# [Exercise prompt]
Your task is to give the number of lines below that contain "Terminate". Give no other text.

# [Exercise material]
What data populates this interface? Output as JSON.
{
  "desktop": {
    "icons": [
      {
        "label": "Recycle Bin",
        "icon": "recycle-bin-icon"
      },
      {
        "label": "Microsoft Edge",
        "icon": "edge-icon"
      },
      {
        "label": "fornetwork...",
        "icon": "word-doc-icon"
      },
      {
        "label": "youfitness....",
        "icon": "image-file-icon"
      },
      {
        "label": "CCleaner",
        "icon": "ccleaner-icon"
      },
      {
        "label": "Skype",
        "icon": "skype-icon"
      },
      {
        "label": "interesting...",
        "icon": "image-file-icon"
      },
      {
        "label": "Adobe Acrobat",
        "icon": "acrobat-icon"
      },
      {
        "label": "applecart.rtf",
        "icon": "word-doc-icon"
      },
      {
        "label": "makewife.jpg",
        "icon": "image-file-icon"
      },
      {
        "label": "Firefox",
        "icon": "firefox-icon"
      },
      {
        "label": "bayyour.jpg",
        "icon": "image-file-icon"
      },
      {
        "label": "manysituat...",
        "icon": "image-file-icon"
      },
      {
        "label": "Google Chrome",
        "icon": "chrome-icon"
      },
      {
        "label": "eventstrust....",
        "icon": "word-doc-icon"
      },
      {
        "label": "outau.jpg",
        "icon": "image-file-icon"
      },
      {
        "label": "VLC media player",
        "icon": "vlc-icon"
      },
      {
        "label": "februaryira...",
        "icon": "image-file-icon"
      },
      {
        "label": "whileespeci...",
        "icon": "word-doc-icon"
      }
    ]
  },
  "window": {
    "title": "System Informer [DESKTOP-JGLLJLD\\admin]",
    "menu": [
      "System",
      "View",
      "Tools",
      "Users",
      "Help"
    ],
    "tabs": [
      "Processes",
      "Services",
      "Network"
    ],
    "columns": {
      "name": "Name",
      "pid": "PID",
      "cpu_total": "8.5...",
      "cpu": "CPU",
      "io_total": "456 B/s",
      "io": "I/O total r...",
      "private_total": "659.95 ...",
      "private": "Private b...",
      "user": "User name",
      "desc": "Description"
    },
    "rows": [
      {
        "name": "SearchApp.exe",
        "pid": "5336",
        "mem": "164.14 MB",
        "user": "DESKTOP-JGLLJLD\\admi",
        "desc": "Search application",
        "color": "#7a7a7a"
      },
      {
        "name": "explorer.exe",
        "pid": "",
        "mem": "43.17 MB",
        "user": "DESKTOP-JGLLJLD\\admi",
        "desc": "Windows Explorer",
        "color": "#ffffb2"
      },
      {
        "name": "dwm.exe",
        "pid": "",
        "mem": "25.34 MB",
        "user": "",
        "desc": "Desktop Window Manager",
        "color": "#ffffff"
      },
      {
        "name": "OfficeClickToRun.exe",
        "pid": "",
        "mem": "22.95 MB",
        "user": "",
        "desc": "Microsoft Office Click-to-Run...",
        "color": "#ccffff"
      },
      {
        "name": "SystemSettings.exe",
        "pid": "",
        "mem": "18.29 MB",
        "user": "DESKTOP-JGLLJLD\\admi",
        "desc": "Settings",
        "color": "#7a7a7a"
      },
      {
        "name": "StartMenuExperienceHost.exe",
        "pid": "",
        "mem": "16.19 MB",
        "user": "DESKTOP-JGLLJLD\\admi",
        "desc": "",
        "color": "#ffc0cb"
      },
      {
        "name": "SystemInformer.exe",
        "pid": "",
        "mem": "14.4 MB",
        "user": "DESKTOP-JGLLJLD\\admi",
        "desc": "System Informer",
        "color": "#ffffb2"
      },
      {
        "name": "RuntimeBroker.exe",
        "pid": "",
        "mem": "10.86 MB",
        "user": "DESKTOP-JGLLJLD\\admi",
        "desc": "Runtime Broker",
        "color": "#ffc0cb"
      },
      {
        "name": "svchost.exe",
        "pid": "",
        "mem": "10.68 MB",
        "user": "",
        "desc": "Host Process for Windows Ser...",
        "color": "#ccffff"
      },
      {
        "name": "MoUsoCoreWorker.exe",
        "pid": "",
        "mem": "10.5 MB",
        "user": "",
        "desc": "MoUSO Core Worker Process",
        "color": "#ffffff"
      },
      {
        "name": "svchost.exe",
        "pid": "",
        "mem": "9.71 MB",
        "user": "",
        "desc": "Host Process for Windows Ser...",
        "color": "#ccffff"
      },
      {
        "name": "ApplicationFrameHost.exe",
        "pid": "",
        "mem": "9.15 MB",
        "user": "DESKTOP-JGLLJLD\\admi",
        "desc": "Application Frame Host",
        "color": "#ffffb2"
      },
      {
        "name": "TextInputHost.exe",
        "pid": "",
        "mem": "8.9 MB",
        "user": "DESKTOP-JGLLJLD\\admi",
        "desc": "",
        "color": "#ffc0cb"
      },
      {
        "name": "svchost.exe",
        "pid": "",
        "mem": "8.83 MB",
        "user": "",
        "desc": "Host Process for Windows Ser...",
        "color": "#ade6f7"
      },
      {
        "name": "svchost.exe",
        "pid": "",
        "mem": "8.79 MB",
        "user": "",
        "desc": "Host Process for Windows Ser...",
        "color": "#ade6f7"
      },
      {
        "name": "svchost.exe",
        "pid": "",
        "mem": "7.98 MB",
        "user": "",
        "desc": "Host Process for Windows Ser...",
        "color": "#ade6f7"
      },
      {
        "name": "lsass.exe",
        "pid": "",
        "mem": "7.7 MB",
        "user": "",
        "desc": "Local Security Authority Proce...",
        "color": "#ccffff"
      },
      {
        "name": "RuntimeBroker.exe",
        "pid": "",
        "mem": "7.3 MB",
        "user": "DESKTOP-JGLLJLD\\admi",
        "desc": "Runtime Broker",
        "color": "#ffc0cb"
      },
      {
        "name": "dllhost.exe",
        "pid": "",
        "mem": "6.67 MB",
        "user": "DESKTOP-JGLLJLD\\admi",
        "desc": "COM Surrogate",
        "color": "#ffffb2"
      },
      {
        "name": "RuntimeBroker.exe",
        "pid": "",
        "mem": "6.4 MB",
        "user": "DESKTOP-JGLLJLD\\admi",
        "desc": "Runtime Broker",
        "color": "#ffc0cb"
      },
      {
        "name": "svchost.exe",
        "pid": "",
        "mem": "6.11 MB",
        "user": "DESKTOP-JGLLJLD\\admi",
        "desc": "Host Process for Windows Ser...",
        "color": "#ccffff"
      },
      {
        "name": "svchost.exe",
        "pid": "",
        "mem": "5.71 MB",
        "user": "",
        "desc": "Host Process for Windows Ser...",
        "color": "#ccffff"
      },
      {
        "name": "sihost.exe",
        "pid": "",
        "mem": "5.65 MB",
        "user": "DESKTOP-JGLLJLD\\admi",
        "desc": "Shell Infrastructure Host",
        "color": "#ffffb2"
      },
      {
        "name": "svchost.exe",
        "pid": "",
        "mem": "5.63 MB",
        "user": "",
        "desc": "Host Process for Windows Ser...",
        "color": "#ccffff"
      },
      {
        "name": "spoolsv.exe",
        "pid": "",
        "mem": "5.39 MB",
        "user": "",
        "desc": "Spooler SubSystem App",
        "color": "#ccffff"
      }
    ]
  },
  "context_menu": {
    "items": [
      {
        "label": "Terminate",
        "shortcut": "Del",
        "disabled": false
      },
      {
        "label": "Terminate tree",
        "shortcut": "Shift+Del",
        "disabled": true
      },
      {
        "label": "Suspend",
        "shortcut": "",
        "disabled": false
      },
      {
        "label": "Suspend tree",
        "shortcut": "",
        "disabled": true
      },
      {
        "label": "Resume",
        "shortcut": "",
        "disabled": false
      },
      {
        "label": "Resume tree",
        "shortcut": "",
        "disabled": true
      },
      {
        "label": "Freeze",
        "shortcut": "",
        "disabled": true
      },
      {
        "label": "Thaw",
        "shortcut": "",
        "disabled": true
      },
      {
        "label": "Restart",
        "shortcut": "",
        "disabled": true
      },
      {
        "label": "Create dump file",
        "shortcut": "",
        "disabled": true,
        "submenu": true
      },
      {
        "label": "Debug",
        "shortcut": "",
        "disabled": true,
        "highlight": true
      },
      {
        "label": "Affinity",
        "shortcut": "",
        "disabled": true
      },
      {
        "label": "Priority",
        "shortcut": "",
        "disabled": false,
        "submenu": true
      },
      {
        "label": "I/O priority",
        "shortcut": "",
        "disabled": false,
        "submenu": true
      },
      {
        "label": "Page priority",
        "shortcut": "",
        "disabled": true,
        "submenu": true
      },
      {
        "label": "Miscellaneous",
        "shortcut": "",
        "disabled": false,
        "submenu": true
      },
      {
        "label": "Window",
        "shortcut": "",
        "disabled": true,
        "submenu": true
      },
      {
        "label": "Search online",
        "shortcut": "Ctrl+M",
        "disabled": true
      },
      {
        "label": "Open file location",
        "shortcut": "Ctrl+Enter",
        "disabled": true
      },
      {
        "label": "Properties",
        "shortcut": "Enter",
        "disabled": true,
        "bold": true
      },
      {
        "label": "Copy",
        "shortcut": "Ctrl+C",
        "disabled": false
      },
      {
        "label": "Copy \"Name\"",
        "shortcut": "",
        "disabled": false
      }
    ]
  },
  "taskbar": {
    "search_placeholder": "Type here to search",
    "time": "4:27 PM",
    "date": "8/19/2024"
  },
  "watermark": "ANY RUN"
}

# [Solution to this task]
2